Requirement
A line belongs in the answer only if it contains the word "潜在客户"; copy every such line from the listing below.

Records provided section start

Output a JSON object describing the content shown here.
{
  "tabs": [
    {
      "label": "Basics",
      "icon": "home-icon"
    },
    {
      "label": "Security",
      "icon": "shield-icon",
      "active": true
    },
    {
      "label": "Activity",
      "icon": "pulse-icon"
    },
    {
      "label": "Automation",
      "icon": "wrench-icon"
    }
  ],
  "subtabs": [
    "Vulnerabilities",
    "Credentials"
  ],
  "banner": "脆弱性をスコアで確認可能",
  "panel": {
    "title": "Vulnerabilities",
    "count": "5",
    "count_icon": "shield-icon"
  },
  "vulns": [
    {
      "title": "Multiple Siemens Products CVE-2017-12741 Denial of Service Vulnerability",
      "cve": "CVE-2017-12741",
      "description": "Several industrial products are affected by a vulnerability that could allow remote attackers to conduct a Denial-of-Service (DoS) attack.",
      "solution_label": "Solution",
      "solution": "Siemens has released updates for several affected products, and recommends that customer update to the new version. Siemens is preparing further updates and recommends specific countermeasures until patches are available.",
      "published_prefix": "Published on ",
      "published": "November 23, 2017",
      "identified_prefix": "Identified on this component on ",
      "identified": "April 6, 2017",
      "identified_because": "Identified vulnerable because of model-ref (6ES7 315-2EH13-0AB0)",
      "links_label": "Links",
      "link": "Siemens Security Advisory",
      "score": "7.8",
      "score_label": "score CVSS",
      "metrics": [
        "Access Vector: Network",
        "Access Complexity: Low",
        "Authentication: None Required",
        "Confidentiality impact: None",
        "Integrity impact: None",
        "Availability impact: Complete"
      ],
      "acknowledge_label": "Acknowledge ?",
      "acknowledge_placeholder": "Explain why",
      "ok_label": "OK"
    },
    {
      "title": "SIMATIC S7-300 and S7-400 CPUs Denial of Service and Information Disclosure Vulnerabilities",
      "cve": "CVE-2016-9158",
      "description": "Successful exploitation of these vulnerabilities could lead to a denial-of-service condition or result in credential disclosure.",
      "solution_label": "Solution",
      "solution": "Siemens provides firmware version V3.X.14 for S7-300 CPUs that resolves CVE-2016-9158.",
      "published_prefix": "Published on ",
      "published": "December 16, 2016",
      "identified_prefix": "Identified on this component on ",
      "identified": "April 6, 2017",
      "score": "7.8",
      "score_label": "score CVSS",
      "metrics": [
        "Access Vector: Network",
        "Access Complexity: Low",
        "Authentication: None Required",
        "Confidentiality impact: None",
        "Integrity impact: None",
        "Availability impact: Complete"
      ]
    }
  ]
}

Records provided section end
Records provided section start

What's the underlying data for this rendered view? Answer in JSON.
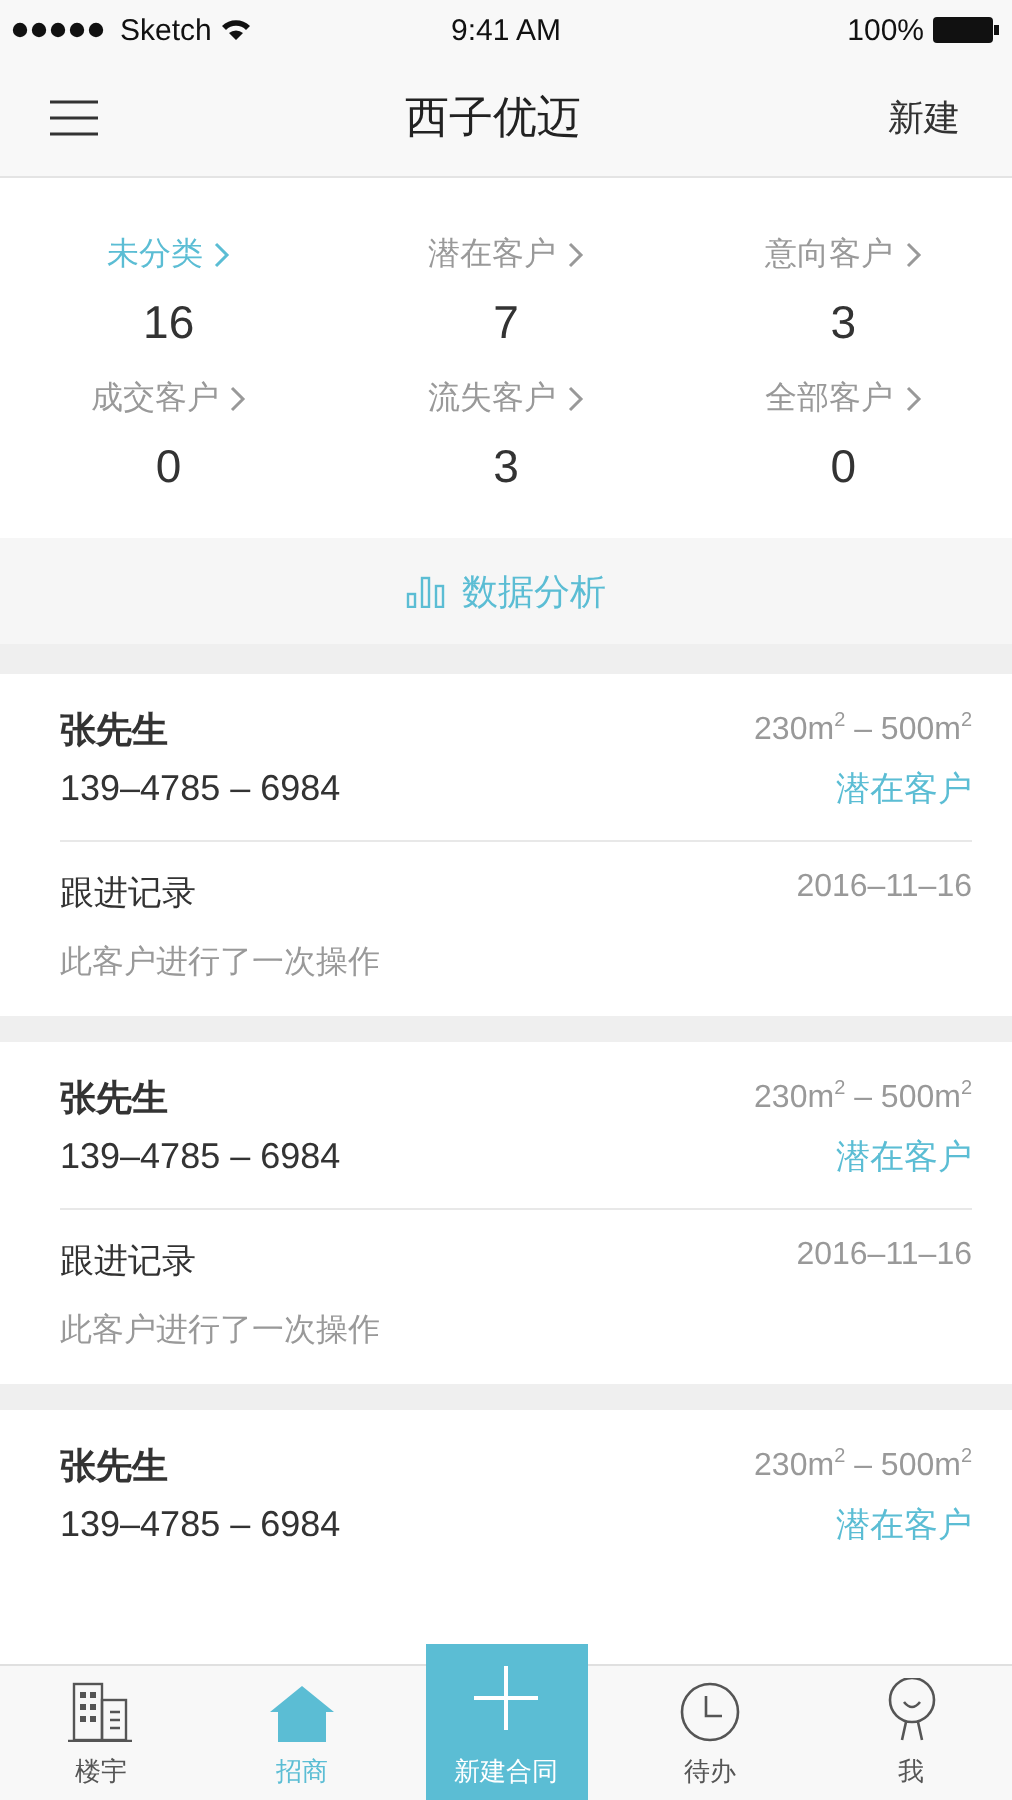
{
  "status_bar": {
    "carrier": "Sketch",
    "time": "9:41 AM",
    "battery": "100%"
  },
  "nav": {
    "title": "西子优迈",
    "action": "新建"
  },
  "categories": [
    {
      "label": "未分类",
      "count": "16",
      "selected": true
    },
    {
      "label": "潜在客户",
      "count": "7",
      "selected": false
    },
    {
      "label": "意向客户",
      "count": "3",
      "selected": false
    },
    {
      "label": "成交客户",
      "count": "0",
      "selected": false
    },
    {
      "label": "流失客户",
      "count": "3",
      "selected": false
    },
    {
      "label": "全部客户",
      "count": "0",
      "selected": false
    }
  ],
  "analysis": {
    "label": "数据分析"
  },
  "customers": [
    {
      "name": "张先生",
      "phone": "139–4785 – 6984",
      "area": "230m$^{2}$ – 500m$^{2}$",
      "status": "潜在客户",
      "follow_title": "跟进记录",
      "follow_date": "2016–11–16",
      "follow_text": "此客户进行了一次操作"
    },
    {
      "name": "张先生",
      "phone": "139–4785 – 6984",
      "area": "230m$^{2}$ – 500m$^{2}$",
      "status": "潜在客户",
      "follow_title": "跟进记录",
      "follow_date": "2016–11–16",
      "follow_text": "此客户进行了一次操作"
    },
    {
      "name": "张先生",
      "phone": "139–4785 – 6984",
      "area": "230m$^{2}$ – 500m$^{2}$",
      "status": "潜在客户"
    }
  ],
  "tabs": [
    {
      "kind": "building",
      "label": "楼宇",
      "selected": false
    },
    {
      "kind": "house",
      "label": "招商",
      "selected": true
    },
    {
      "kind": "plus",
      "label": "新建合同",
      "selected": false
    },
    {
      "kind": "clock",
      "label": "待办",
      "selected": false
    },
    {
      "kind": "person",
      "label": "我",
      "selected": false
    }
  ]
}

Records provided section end
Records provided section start

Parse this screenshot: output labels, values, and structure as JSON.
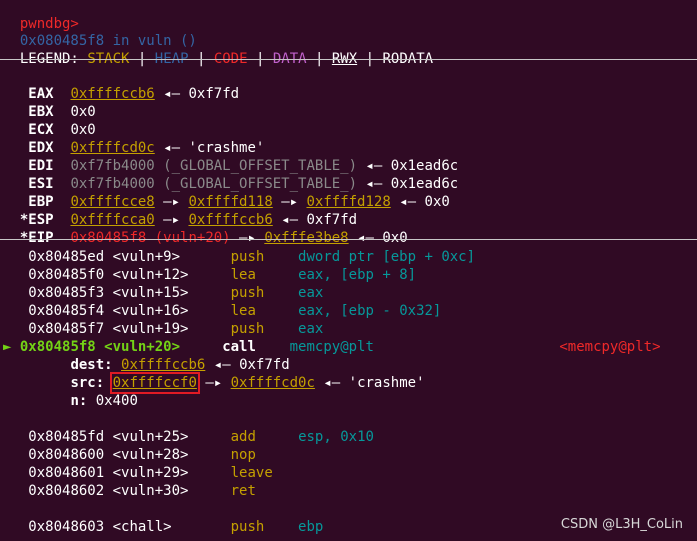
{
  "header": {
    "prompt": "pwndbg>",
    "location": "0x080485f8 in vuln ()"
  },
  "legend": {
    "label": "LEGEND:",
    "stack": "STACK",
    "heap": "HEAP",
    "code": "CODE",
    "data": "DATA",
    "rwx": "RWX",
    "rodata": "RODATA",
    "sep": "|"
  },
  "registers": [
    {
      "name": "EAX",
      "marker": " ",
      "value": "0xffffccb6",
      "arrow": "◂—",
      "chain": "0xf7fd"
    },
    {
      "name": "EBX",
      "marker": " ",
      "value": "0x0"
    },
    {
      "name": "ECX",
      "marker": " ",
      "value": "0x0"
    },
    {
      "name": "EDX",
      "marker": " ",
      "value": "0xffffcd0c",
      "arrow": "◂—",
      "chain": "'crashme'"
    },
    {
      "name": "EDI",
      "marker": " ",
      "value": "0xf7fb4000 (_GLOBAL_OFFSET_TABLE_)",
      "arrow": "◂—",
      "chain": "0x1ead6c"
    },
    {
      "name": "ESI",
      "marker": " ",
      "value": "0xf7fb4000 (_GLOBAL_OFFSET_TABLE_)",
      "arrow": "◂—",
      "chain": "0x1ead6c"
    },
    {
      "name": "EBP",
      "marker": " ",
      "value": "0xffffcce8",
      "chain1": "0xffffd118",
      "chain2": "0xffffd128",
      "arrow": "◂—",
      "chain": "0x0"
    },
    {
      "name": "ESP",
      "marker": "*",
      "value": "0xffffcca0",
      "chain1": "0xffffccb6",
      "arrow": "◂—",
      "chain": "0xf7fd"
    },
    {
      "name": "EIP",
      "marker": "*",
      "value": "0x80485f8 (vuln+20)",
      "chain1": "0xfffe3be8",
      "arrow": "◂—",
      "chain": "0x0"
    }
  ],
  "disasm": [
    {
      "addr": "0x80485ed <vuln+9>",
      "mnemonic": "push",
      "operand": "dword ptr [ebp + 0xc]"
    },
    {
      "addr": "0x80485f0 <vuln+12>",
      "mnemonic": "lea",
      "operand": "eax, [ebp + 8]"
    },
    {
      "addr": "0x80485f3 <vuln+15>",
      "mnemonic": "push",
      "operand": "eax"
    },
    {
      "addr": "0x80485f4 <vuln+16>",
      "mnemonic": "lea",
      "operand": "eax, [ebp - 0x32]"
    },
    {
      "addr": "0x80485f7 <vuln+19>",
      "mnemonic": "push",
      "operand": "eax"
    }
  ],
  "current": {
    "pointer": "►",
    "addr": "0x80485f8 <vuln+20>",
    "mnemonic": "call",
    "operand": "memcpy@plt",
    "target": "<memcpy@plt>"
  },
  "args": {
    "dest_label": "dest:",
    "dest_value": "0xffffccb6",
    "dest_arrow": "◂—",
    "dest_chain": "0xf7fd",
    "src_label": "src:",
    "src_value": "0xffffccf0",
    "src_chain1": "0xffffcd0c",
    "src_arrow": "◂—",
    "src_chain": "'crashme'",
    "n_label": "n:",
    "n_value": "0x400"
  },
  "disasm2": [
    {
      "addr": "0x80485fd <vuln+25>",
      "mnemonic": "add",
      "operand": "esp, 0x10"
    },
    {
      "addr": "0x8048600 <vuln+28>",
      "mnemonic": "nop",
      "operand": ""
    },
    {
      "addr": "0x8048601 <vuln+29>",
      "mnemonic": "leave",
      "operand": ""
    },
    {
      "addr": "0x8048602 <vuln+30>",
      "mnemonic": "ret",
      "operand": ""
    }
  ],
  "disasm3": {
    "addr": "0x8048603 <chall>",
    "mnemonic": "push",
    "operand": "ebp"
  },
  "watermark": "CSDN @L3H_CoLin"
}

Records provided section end

Expected answer
      "label": "潜在客户",
      "status": "潜在客户",
      "status": "潜在客户",
      "status": "潜在客户"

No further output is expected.